Calacanis describes how web companies could really leverage their audience attention by using innovative new ad models. He “works the numbers” to show how a (proposed) $250,000 investment to be recommended by Twitter would pay off in as many views as a 30-second ad for the Super Bowl – and at the end of that process, you would have a big mailing list, rather than just a press release.
I have not included stills from his PowerPoint as I did with previous clips from this speech. The presentation is available at SlideShare, if you want to see it.
While I am happy bordering on ecstatic to see someone at least thinking about inventing new ad models, I think that Jason kinda contradicts what he said earlier about ads being unwelcome on social media sites. He had us convinced in the first half of the speech that advertising is useless on Facebook, and then he shows off a classic intrusive movie trailer that you have to sit through before you can log into your home page. Not sure I agree with him on this – even though he leads the audience through an exercise to see how many people would be willing to jettison their Facebook or Twitter usage if it starts getting crammed with ads.
Well, first of all, you’re talking to an audience of advertisers and marketers. People who voluntarily watch & applaud for ads.
I think the reactions of a younger, more anti-authoritarian audience might be a little different. Yeah, the 14-24 y.o. males might kick & screech a bit about the corporate bastards who are slowing down their SuperPokes of the new hottie in homeroom, and then in a few weeks, calm down and accept the new ad-heavy paradigm.

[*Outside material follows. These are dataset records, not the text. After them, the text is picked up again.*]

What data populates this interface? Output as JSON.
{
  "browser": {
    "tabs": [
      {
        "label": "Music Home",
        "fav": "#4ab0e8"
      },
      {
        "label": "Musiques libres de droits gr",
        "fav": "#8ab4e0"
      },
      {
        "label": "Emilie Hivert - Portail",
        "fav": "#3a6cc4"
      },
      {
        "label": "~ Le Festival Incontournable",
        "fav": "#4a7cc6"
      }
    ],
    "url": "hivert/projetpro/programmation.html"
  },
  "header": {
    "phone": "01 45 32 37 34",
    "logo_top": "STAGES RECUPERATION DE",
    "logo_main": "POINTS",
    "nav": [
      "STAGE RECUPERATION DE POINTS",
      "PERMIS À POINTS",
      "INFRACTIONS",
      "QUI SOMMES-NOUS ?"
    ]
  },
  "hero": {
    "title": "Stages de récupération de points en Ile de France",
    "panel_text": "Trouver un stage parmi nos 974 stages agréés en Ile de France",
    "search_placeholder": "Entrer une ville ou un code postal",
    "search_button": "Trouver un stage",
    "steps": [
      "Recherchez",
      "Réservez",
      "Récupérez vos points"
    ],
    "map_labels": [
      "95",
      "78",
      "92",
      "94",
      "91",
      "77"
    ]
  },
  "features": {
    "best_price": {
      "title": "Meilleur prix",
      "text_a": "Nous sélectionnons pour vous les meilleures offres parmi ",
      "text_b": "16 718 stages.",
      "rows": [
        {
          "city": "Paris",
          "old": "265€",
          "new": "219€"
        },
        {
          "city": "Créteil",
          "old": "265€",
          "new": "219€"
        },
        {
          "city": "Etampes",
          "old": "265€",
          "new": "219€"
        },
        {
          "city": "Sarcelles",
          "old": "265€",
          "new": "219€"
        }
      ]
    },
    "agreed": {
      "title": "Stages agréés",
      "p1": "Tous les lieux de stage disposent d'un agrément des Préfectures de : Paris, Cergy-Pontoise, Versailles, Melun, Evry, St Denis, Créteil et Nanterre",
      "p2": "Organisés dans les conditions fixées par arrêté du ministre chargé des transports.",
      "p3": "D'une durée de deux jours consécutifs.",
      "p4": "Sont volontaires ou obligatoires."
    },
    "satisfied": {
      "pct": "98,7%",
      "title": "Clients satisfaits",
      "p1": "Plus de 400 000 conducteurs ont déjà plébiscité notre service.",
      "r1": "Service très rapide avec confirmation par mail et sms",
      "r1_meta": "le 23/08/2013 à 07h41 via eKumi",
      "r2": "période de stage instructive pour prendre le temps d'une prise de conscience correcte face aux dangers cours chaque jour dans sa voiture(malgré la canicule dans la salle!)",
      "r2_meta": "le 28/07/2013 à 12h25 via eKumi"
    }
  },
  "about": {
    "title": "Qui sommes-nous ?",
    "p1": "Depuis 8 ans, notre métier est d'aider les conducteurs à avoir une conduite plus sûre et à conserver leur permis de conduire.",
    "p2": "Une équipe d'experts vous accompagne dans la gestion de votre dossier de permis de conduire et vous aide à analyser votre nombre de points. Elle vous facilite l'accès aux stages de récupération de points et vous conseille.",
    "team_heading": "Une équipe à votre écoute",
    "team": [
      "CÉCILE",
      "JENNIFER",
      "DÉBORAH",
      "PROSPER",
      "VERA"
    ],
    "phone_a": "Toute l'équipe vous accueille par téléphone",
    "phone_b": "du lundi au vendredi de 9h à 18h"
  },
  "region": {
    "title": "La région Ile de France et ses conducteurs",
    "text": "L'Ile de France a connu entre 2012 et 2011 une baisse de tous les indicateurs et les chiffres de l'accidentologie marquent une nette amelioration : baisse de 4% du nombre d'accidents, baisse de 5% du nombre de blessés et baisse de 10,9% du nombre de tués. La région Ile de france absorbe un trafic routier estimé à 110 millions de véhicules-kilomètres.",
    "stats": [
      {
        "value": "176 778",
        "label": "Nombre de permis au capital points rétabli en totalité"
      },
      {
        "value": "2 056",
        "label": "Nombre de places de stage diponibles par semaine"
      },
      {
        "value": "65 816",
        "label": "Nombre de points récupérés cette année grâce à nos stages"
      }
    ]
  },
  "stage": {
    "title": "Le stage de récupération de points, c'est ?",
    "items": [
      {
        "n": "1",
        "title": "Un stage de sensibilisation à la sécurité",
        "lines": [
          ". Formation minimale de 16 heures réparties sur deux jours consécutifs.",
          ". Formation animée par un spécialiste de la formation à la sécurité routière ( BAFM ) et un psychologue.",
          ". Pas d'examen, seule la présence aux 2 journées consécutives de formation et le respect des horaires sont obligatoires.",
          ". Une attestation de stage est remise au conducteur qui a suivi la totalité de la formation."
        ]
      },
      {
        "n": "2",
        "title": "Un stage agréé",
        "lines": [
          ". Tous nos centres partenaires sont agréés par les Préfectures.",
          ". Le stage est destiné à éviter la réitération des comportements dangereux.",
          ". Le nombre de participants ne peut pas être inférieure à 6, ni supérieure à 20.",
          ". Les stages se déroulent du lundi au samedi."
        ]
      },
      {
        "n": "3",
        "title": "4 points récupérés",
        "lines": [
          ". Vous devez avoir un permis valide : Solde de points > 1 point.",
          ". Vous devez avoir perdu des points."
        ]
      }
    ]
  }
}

Or – they’ll use Facebook to organize themselves and perform a mass exodus to some other social media platform (Hi5 – this is your opportunity knocking!) and Zuck‘s beautiful baby will have its value utterly destroyed in a matter of months. It’s happened before. It will probably happen again.